Hollywood and the fashion and beauty industries go hand in hand. Traditional beauty operates within a narrow scope, generally suggesting that women are seen as objects, and not heard as creators or innovators. This makes it more difficult to achieve diversity and impacts the quality of work produced (See also: SNL).
Women are especially confined by these standards. Each year, the faces of dozens of young ingénues are splashed across magazines and exist in other spaces as red carpets posers, event hosts and product spokespeople for the season’s latest glamour gimmick.
But then there are those that break their mold. Every so often, a new cultural darling emerges from the tiny boxes set by the industry and secures a place for herself. The media rewards her for her ability to “overcome” or “transcend” the racial/cultural/image-based norms with dedicated feature stories, elaborate photoshoots, and one-on-one interviews to find out exactly how she got to be “her.”
Fashionista is now reporting that legendary Vogue editor in chief Anna Wintour is trying to charm Lena Dunham into doing a cover for the industry-defining Conde Nast glossy.
Dunham, the writer, creator and lead actress for HBO’s cult favorite Girls, is often celebrated for her wry intellect. But Dunham–whose weight and body type are much more typical of the average person than most of what you’ll see on screen—has been the subject of much fodder in the media for unapologetically appearing nude on screen.
Dunham’s show has appeared within the pages of Vogue before. But to have her appear on the cover of the mag, which tends to skew toward waifs, signals a small shift in the balance of female power in Hollywood.
Dunham is much like Tina Fey in that regard: Her financial power as a creative producer forces change in the conception of what it means to be a woman in Hollywood. Fey had two TV deals secured within a week: NBC picked up a comedy she produced while Fox committed to a pilot. Following the success of the 2013 awards ceremony, the Hollywood Foreign Press Association has announced that Tina Fey and her former SNL costar Amy Poehler will return to host the Golden Globes for both 2014 and 2015.
Talk about job security.
Producer/writer/director Issa Rae (whose successful web series “The Mis-Adventures of Awkward Black Girl” was also picked up by HBO), is another example of a woman who dares to be funny on her own terms. Despite Kenan Thompson’s obtuse assessment of black women in comedic roles, they are out there. Creating.

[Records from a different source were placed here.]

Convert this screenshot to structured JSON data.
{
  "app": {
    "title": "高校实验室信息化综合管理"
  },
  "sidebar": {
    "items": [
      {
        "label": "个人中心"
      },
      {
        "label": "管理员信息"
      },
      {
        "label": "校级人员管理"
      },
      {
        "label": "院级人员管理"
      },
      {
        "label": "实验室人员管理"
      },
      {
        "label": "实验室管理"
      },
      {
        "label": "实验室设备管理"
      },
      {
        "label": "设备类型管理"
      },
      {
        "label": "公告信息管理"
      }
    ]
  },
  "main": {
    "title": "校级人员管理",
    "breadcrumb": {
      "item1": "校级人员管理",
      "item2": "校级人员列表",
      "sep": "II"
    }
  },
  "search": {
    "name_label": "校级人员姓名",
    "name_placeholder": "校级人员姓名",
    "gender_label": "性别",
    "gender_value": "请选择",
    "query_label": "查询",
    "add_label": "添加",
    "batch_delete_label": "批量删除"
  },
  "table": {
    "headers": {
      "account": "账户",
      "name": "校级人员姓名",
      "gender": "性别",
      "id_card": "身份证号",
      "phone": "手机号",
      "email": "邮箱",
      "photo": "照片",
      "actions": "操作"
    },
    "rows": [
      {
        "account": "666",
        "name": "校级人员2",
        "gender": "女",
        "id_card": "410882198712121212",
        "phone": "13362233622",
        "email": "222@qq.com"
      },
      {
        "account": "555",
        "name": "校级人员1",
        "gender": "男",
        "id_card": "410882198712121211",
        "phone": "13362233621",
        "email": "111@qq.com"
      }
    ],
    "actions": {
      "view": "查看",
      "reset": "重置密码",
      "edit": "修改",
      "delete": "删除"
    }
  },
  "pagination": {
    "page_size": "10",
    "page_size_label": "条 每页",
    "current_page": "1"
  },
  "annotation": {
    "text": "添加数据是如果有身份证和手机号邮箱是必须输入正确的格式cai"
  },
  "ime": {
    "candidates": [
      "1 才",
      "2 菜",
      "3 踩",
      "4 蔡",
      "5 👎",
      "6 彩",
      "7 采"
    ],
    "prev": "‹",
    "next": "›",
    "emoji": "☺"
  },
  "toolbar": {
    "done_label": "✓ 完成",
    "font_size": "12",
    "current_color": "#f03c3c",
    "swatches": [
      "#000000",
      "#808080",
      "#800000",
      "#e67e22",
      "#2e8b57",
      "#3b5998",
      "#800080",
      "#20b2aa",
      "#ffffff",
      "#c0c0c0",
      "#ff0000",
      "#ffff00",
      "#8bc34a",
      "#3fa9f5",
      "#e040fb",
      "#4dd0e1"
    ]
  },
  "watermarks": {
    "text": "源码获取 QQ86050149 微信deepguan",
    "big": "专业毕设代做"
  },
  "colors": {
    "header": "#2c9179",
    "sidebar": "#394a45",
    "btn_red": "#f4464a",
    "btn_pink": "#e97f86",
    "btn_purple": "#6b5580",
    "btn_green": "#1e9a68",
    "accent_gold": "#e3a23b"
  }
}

ABC can also credit the non-traditional presence of a woman at the helm to the success of their network. Shonda Rhimes’ Grey’s Anatomy and Private Practice have been flagships on the network, rivaling for NBC’s uber popular E.R.
Rhimes’ latest hit, Scandal, has been nothing short of ratings gold for ABC, catapulting its star, Kerry Washington, into the stratosphere as the first black female lead in a network drama in nearly 40 years. Washington, like Dunham, has been the subject of numerous profile stories, including Vanity Fair, Elle, Essence, The Washington Post, and The New York Times.
The cultural tide is shifting with diversity adding a great variety to the stories that are told and the images we see on the covers of magazines as we head to the check-out aisles of the supermarket. The outliers are quickly becoming the cool kids and TV is better for it.